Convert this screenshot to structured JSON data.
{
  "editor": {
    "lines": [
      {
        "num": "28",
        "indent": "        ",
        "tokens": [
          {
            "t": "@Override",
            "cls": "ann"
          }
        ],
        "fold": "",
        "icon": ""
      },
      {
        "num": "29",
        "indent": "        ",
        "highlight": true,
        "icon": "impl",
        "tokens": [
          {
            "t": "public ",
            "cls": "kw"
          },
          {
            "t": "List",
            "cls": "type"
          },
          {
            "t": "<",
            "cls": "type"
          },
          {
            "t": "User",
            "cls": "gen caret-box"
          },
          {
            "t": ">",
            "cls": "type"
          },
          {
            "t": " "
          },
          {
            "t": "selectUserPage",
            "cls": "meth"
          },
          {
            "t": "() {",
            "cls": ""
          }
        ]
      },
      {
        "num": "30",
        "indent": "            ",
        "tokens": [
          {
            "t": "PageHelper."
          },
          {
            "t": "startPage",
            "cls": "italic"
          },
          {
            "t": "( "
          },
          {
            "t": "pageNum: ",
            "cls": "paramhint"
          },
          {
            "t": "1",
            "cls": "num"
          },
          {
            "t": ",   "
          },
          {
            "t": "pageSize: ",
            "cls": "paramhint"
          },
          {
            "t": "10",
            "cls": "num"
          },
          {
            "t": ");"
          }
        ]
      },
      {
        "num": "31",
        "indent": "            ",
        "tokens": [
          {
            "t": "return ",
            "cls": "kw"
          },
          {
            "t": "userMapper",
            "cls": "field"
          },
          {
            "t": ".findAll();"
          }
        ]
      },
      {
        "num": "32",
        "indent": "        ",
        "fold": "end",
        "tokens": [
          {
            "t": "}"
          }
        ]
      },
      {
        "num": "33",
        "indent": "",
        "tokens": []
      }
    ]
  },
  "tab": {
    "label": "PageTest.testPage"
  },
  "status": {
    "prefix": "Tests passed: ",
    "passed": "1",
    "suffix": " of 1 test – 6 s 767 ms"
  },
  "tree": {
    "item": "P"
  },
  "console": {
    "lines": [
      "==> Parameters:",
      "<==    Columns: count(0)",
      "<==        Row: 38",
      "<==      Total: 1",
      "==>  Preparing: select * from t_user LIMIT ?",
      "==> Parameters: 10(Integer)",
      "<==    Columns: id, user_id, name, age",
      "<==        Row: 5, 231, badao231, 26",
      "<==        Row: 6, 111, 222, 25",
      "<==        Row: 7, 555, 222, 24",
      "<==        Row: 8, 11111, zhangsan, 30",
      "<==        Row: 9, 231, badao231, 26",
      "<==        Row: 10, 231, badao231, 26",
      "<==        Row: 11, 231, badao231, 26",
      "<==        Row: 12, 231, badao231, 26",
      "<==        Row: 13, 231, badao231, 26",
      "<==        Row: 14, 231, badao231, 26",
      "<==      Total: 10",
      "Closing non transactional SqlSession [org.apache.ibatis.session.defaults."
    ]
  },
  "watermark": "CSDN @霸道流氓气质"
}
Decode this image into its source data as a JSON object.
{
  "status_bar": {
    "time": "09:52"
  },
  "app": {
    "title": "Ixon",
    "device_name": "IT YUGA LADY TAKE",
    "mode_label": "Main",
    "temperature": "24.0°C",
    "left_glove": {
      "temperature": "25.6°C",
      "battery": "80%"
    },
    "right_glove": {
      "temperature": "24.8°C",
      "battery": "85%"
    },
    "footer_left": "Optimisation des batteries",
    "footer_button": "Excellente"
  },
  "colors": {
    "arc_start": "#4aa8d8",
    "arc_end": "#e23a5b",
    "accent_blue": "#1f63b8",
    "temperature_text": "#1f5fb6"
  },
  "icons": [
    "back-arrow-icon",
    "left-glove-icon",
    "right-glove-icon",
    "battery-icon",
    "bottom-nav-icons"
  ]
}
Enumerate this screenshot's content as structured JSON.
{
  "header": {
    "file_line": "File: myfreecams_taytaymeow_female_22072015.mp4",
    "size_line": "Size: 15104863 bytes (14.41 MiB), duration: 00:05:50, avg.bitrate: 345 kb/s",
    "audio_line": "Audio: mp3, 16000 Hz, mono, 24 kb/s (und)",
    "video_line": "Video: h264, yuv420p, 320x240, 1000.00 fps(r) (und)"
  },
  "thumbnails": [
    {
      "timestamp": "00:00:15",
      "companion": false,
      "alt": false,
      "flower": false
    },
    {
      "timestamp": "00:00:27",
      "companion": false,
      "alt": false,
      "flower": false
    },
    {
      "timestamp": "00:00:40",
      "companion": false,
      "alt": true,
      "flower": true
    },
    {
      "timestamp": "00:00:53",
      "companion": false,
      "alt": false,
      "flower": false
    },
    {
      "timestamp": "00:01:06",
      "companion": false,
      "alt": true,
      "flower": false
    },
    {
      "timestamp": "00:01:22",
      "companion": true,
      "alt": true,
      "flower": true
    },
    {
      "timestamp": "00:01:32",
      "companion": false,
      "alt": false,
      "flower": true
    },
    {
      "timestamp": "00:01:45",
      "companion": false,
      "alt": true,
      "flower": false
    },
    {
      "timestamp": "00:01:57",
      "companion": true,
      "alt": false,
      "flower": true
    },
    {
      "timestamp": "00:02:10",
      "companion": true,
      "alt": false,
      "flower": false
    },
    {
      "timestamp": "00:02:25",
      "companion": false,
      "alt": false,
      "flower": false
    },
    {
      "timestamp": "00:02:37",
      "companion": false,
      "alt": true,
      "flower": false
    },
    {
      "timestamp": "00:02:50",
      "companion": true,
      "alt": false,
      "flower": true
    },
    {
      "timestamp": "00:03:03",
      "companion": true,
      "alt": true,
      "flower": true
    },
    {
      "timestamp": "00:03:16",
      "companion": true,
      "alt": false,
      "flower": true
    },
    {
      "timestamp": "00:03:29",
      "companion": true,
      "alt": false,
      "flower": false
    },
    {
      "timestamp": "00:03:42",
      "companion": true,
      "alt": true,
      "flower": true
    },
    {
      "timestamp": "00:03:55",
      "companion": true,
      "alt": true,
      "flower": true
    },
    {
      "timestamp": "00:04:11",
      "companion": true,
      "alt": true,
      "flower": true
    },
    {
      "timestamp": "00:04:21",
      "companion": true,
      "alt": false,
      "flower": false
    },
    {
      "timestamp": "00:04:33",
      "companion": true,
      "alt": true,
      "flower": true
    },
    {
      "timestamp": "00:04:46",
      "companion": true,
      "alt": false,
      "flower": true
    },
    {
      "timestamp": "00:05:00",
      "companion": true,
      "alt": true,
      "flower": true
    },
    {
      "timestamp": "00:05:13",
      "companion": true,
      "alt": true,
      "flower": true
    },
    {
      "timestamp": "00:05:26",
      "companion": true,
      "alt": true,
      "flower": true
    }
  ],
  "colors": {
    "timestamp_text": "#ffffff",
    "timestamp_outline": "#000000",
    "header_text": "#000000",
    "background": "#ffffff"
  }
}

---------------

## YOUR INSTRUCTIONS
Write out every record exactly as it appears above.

## SOLUTION FOR THIS TASK
Convert this screenshot to structured JSON data.
{
  "editor": {
    "lines": [
      {
        "num": "28",
        "indent": "        ",
        "tokens": [
          {
            "t": "@Override",
            "cls": "ann"
          }
        ],
        "fold": "",
        "icon": ""
      },
      {
        "num": "29",
        "indent": "        ",
        "highlight": true,
        "icon": "impl",
        "tokens": [
          {
            "t": "public ",
            "cls": "kw"
          },
          {
            "t": "List",
            "cls": "type"
          },
          {
            "t": "<",
            "cls": "type"
          },
          {
            "t": "User",
            "cls": "gen caret-box"
          },
          {
            "t": ">",
            "cls": "type"
          },
          {
            "t": " "
          },
          {
            "t": "selectUserPage",
            "cls": "meth"
          },
          {
            "t": "() {",
            "cls": ""
          }
        ]
      },
      {
        "num": "30",
        "indent": "            ",
        "tokens": [
          {
            "t": "PageHelper."
          },
          {
            "t": "startPage",
            "cls": "italic"
          },
          {
            "t": "( "
          },
          {
            "t": "pageNum: ",
            "cls": "paramhint"
          },
          {
            "t": "1",
            "cls": "num"
          },
          {
            "t": ",   "
          },
          {
            "t": "pageSize: ",
            "cls": "paramhint"
          },
          {
            "t": "10",
            "cls": "num"
          },
          {
            "t": ");"
          }
        ]
      },
      {
        "num": "31",
        "indent": "            ",
        "tokens": [
          {
            "t": "return ",
            "cls": "kw"
          },
          {
            "t": "userMapper",
            "cls": "field"
          },
          {
            "t": ".findAll();"
          }
        ]
      },
      {
        "num": "32",
        "indent": "        ",
        "fold": "end",
        "tokens": [
          {
            "t": "}"
          }
        ]
      },
      {
        "num": "33",
        "indent": "",
        "tokens": []
      }
    ]
  },
  "tab": {
    "label": "PageTest.testPage"
  },
  "status": {
    "prefix": "Tests passed: ",
    "passed": "1",
    "suffix": " of 1 test – 6 s 767 ms"
  },
  "tree": {
    "item": "P"
  },
  "console": {
    "lines": [
      "==> Parameters:",
      "<==    Columns: count(0)",
      "<==        Row: 38",
      "<==      Total: 1",
      "==>  Preparing: select * from t_user LIMIT ?",
      "==> Parameters: 10(Integer)",
      "<==    Columns: id, user_id, name, age",
      "<==        Row: 5, 231, badao231, 26",
      "<==        Row: 6, 111, 222, 25",
      "<==        Row: 7, 555, 222, 24",
      "<==        Row: 8, 11111, zhangsan, 30",
      "<==        Row: 9, 231, badao231, 26",
      "<==        Row: 10, 231, badao231, 26",
      "<==        Row: 11, 231, badao231, 26",
      "<==        Row: 12, 231, badao231, 26",
      "<==        Row: 13, 231, badao231, 26",
      "<==        Row: 14, 231, badao231, 26",
      "<==      Total: 10",
      "Closing non transactional SqlSession [org.apache.ibatis.session.defaults."
    ]
  },
  "watermark": "CSDN @霸道流氓气质"
}
Decode this image into its source data as a JSON object.
{
  "status_bar": {
    "time": "09:52"
  },
  "app": {
    "title": "Ixon",
    "device_name": "IT YUGA LADY TAKE",
    "mode_label": "Main",
    "temperature": "24.0°C",
    "left_glove": {
      "temperature": "25.6°C",
      "battery": "80%"
    },
    "right_glove": {
      "temperature": "24.8°C",
      "battery": "85%"
    },
    "footer_left": "Optimisation des batteries",
    "footer_button": "Excellente"
  },
  "colors": {
    "arc_start": "#4aa8d8",
    "arc_end": "#e23a5b",
    "accent_blue": "#1f63b8",
    "temperature_text": "#1f5fb6"
  },
  "icons": [
    "back-arrow-icon",
    "left-glove-icon",
    "right-glove-icon",
    "battery-icon",
    "bottom-nav-icons"
  ]
}
Enumerate this screenshot's content as structured JSON.
{
  "header": {
    "file_line": "File: myfreecams_taytaymeow_female_22072015.mp4",
    "size_line": "Size: 15104863 bytes (14.41 MiB), duration: 00:05:50, avg.bitrate: 345 kb/s",
    "audio_line": "Audio: mp3, 16000 Hz, mono, 24 kb/s (und)",
    "video_line": "Video: h264, yuv420p, 320x240, 1000.00 fps(r) (und)"
  },
  "thumbnails": [
    {
      "timestamp": "00:00:15",
      "companion": false,
      "alt": false,
      "flower": false
    },
    {
      "timestamp": "00:00:27",
      "companion": false,
      "alt": false,
      "flower": false
    },
    {
      "timestamp": "00:00:40",
      "companion": false,
      "alt": true,
      "flower": true
    },
    {
      "timestamp": "00:00:53",
      "companion": false,
      "alt": false,
      "flower": false
    },
    {
      "timestamp": "00:01:06",
      "companion": false,
      "alt": true,
      "flower": false
    },
    {
      "timestamp": "00:01:22",
      "companion": true,
      "alt": true,
      "flower": true
    },
    {
      "timestamp": "00:01:32",
      "companion": false,
      "alt": false,
      "flower": true
    },
    {
      "timestamp": "00:01:45",
      "companion": false,
      "alt": true,
      "flower": false
    },
    {
      "timestamp": "00:01:57",
      "companion": true,
      "alt": false,
      "flower": true
    },
    {
      "timestamp": "00:02:10",
      "companion": true,
      "alt": false,
      "flower": false
    },
    {
      "timestamp": "00:02:25",
      "companion": false,
      "alt": false,
      "flower": false
    },
    {
      "timestamp": "00:02:37",
      "companion": false,
      "alt": true,
      "flower": false
    },
    {
      "timestamp": "00:02:50",
      "companion": true,
      "alt": false,
      "flower": true
    },
    {
      "timestamp": "00:03:03",
      "companion": true,
      "alt": true,
      "flower": true
    },
    {
      "timestamp": "00:03:16",
      "companion": true,
      "alt": false,
      "flower": true
    },
    {
      "timestamp": "00:03:29",
      "companion": true,
      "alt": false,
      "flower": false
    },
    {
      "timestamp": "00:03:42",
      "companion": true,
      "alt": true,
      "flower": true
    },
    {
      "timestamp": "00:03:55",
      "companion": true,
      "alt": true,
      "flower": true
    },
    {
      "timestamp": "00:04:11",
      "companion": true,
      "alt": true,
      "flower": true
    },
    {
      "timestamp": "00:04:21",
      "companion": true,
      "alt": false,
      "flower": false
    },
    {
      "timestamp": "00:04:33",
      "companion": true,
      "alt": true,
      "flower": true
    },
    {
      "timestamp": "00:04:46",
      "companion": true,
      "alt": false,
      "flower": true
    },
    {
      "timestamp": "00:05:00",
      "companion": true,
      "alt": true,
      "flower": true
    },
    {
      "timestamp": "00:05:13",
      "companion": true,
      "alt": true,
      "flower": true
    },
    {
      "timestamp": "00:05:26",
      "companion": true,
      "alt": true,
      "flower": true
    }
  ],
  "colors": {
    "timestamp_text": "#ffffff",
    "timestamp_outline": "#000000",
    "header_text": "#000000",
    "background": "#ffffff"
  }
}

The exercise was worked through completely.